5. After the initial purchase, vacations are much less expensive. With proper care an RV can last a decade or two. Think of all those motel rooms you are not renting and the restaurant meals you are not buying.

6. Life long friends can be found on the road. RV parks are full of friendly folks who want to share and connect. Several of our dearest friends were first met while traveling.

7. You come home with a new sense of satisfaction. Where you live seems fresh, welcoming, and very comforting. There is no place like home, especially after being gone for awhile.

Sounds great doesn't it?  But, there are a few skills you must master:


You want to take a nap, or read, or go to a particular museum in town. Your partner wants to download photos to the computer or take your dog to a local park for a long walk. She would like dinner at 6:30pm, you are hungry by 5:30pm. You are content with an afternoon of people watching while she wants to visit an antique store a few miles away. Your traveling partner never gets tired of watching a movie every night, you do.

RV travel is compromise on steroids. Each of us has things we’d like to do at each new town we visit, and things we’d rather avoid. But, like marriage in any setting, compromise is a absolute necessity to make the time together a joy.

Of course, if you are single, you are the master of your own self-contained universe. You make the rules and break them when you chose.


Being inside a metal and fiberglass box for an extended period is not the way most of us live our lives. Usable living space is probably less than 100 square feet. For two adults and a dog that is tight…no, it is dangerous. The kitchen may have about 3 square feet of counter space, and that is after putting a cover over the stove top. Cooking and cleanup are difficult.

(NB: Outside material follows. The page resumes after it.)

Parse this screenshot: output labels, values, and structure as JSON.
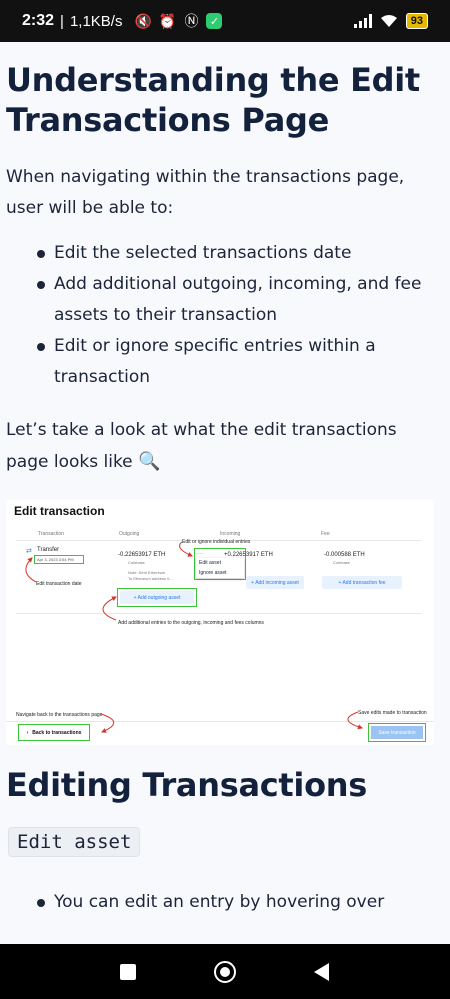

So, it is important to cooperate to make life not only bearable, but actually enjoyable.

(The) Calendar:

After two or three weeks on the road it is not unusual to not be able to remember the day of the week or the date. In one sense, there is a sameness to this type of trip. After a while RV campgrounds start to look the same and the hours spent driving from one town to the next blend together. But, the important point is that the date of the month or even the specific day of the week becomes unimportant. What begins to matter are the experiences and memories. The calendar becomes unimportant. For some of us, that is hard to accept. But, accept you must.

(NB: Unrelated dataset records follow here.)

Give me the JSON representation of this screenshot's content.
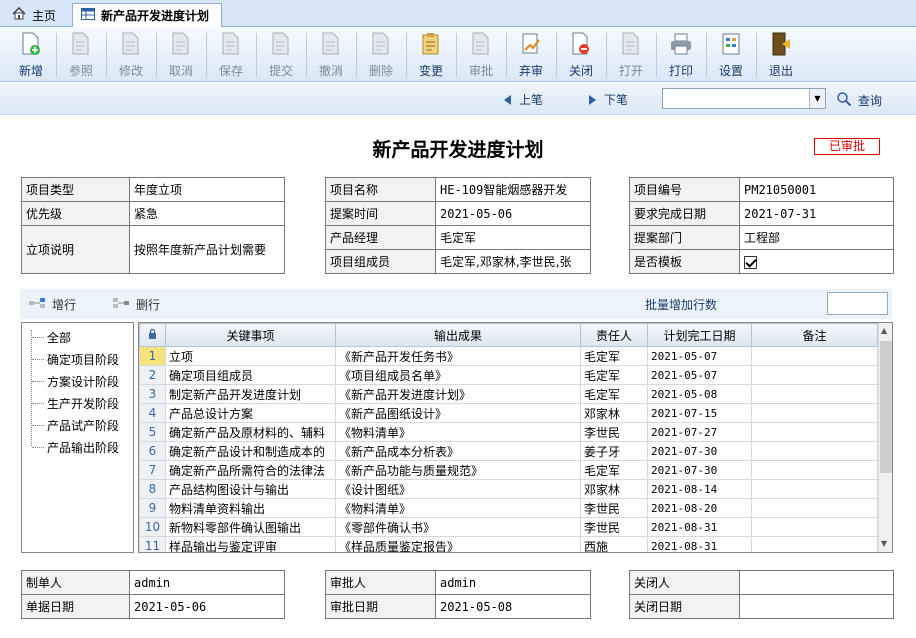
{
  "tabs": {
    "home": "主页",
    "active": "新产品开发进度计划"
  },
  "toolbar": [
    {
      "label": "新增",
      "icon": "new-doc-icon",
      "enabled": true
    },
    {
      "label": "参照",
      "icon": "reference-icon",
      "enabled": false
    },
    {
      "label": "修改",
      "icon": "edit-icon",
      "enabled": false
    },
    {
      "label": "取消",
      "icon": "undo-icon",
      "enabled": false
    },
    {
      "label": "保存",
      "icon": "save-icon",
      "enabled": false
    },
    {
      "label": "提交",
      "icon": "submit-icon",
      "enabled": false
    },
    {
      "label": "撤消",
      "icon": "revoke-icon",
      "enabled": false
    },
    {
      "label": "删除",
      "icon": "delete-icon",
      "enabled": false
    },
    {
      "label": "变更",
      "icon": "change-icon",
      "enabled": true
    },
    {
      "label": "审批",
      "icon": "approve-icon",
      "enabled": false
    },
    {
      "label": "弃审",
      "icon": "unapprove-icon",
      "enabled": true
    },
    {
      "label": "关闭",
      "icon": "close-doc-icon",
      "enabled": true
    },
    {
      "label": "打开",
      "icon": "open-doc-icon",
      "enabled": false
    },
    {
      "label": "打印",
      "icon": "print-icon",
      "enabled": true
    },
    {
      "label": "设置",
      "icon": "settings-icon",
      "enabled": true
    },
    {
      "label": "退出",
      "icon": "exit-icon",
      "enabled": true
    }
  ],
  "nav": {
    "prev": "上笔",
    "next": "下笔",
    "select_value": "",
    "query": "查询"
  },
  "title": "新产品开发进度计划",
  "status": "已审批",
  "left_info": {
    "type_label": "项目类型",
    "type_value": "年度立项",
    "priority_label": "优先级",
    "priority_value": "紧急",
    "desc_label": "立项说明",
    "desc_value": "按照年度新产品计划需要"
  },
  "mid_info": {
    "name_label": "项目名称",
    "name_value": "HE-109智能烟感器开发",
    "date_label": "提案时间",
    "date_value": "2021-05-06",
    "manager_label": "产品经理",
    "manager_value": "毛定军",
    "members_label": "项目组成员",
    "members_value": "毛定军,邓家林,李世民,张"
  },
  "right_info": {
    "code_label": "项目编号",
    "code_value": "PM21050001",
    "due_label": "要求完成日期",
    "due_value": "2021-07-31",
    "dept_label": "提案部门",
    "dept_value": "工程部",
    "template_label": "是否模板"
  },
  "rowbar": {
    "add": "增行",
    "delete": "删行",
    "batch": "批量增加行数",
    "batch_value": ""
  },
  "tree": [
    "全部",
    "确定项目阶段",
    "方案设计阶段",
    "生产开发阶段",
    "产品试产阶段",
    "产品输出阶段"
  ],
  "grid": {
    "headers": [
      "关键事项",
      "输出成果",
      "责任人",
      "计划完工日期",
      "备注"
    ],
    "rows": [
      {
        "no": "1",
        "item": "立项",
        "output": "《新产品开发任务书》",
        "owner": "毛定军",
        "date": "2021-05-07",
        "note": ""
      },
      {
        "no": "2",
        "item": "确定项目组成员",
        "output": "《项目组成员名单》",
        "owner": "毛定军",
        "date": "2021-05-07",
        "note": ""
      },
      {
        "no": "3",
        "item": "制定新产品开发进度计划",
        "output": "《新产品开发进度计划》",
        "owner": "毛定军",
        "date": "2021-05-08",
        "note": ""
      },
      {
        "no": "4",
        "item": "产品总设计方案",
        "output": "《新产品图纸设计》",
        "owner": "邓家林",
        "date": "2021-07-15",
        "note": ""
      },
      {
        "no": "5",
        "item": "确定新产品及原材料的、辅料",
        "output": "《物料清单》",
        "owner": "李世民",
        "date": "2021-07-27",
        "note": ""
      },
      {
        "no": "6",
        "item": "确定新产品设计和制造成本的",
        "output": "《新产品成本分析表》",
        "owner": "姜子牙",
        "date": "2021-07-30",
        "note": ""
      },
      {
        "no": "7",
        "item": "确定新产品所需符合的法律法",
        "output": "《新产品功能与质量规范》",
        "owner": "毛定军",
        "date": "2021-07-30",
        "note": ""
      },
      {
        "no": "8",
        "item": "产品结构图设计与输出",
        "output": "《设计图纸》",
        "owner": "邓家林",
        "date": "2021-08-14",
        "note": ""
      },
      {
        "no": "9",
        "item": "物料清单资料输出",
        "output": "《物料清单》",
        "owner": "李世民",
        "date": "2021-08-20",
        "note": ""
      },
      {
        "no": "10",
        "item": "新物料零部件确认图输出",
        "output": "《零部件确认书》",
        "owner": "李世民",
        "date": "2021-08-31",
        "note": ""
      },
      {
        "no": "11",
        "item": "样品输出与鉴定评审",
        "output": "《样品质量鉴定报告》",
        "owner": "西施",
        "date": "2021-08-31",
        "note": ""
      }
    ]
  },
  "footer": {
    "creator_label": "制单人",
    "creator_value": "admin",
    "doc_date_label": "单据日期",
    "doc_date_value": "2021-05-06",
    "approver_label": "审批人",
    "approver_value": "admin",
    "approve_date_label": "审批日期",
    "approve_date_value": "2021-05-08",
    "closer_label": "关闭人",
    "closer_value": "",
    "close_date_label": "关闭日期",
    "close_date_value": ""
  }
}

(Being a little) Crazy:

To spend several weeks, or even longer with many of our normal creature comforts no longer part of a daily routine requires an openness that may border on being slightly crazy. Deciding if the shower facility at a particular campground is clean enough to use, putting $100 worth of gas into an apparently bottomless pit of an RV gas tank every third day, and wearing the same limited wardrobe week after week can become tiring.

The menu is restricted to what a small refrigerator ( and even smaller freezer) can hold between shopping trips. When you want to stay in touch with family and friends, Internet connections, even cell phone service, can be frustratingly poor.

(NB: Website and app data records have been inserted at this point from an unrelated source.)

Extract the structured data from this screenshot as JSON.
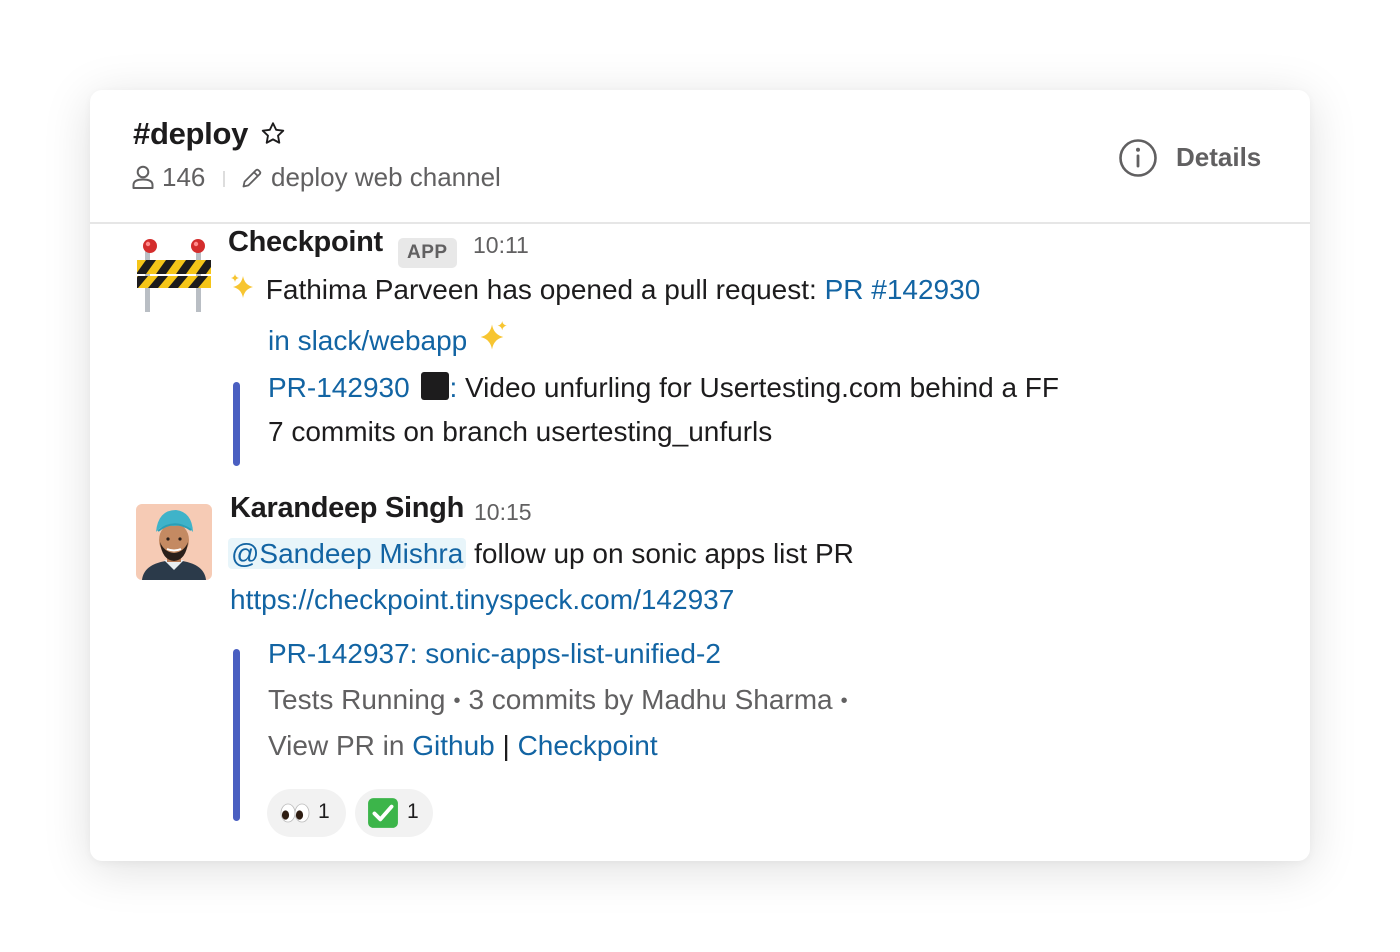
{
  "channel": {
    "name": "#deploy",
    "member_count": "146",
    "topic": "deploy web channel",
    "details_label": "Details"
  },
  "messages": [
    {
      "sender": "Checkpoint",
      "badge": "APP",
      "time": "10:11",
      "avatar_icon": "construction-barrier-icon",
      "text_prefix": "Fathima Parveen has opened a pull request:",
      "pr_link": "PR #142930",
      "repo_link": "in slack/webapp",
      "attachment": {
        "pr_id": "PR-142930",
        "separator": ":",
        "title": "Video unfurling for Usertesting.com behind a FF",
        "subtitle": "7 commits on branch usertesting_unfurls"
      }
    },
    {
      "sender": "Karandeep Singh",
      "time": "10:15",
      "avatar_icon": "user-avatar-photo",
      "mention": "@Sandeep Mishra",
      "text": "follow up on sonic apps list PR",
      "url": "https://checkpoint.tinyspeck.com/142937",
      "attachment": {
        "title": "PR-142937: sonic-apps-list-unified-2",
        "status": "Tests Running",
        "commits": "3 commits by",
        "author": "Madhu Sharma",
        "view_prefix": "View PR in",
        "github_link": "Github",
        "pipe": "|",
        "checkpoint_link": "Checkpoint"
      },
      "reactions": [
        {
          "icon": "eyes-icon",
          "count": "1"
        },
        {
          "icon": "check-mark-icon",
          "count": "1"
        }
      ]
    }
  ],
  "colors": {
    "link": "#1264a3",
    "attachment_bar": "#4a5fc1",
    "muted_text": "#616061",
    "mention_bg": "#e8f5fa"
  }
}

It helps tremendously to let yourself go. If you want your regular lifestyle and all that implies, you are going to be frustrated. If you like a vacation with room service, clean sheets every night, and a poolside cocktail, stay away from the RV dealer.

The RV lifestyle is not inexpensive. The upfront cost is enough to make your budget scream.  Even with a small, pop up camper, you will find most RV campgrounds cost from $30 to $75 a night, or more. A motorhome is lucky to get 10-12 miles a gallon. Repairs can be expensive. If you tow a trailer you probably need a large SUV or truck to pull it.

Even with all this "craziness," life on the road is addictive and stimulating. It produces experiences you can have in no other way. It gets into your blood.

As regular readers know, my wife and I RV'd for almost 5 years. We loved the trips and have incredible memories (and photos) to prove it. About 10 months ago we sold our motorhome. We thought the time was right to move to another phase of our retirement travels: cruises and airplane flights to where we wanted to go.

RV travel was a special time for us. We had our share of on-the-road hassles and irritations. But, overall, we don't regret that part of our satisfying retirement for a second. In all honesty, we miss the freedom.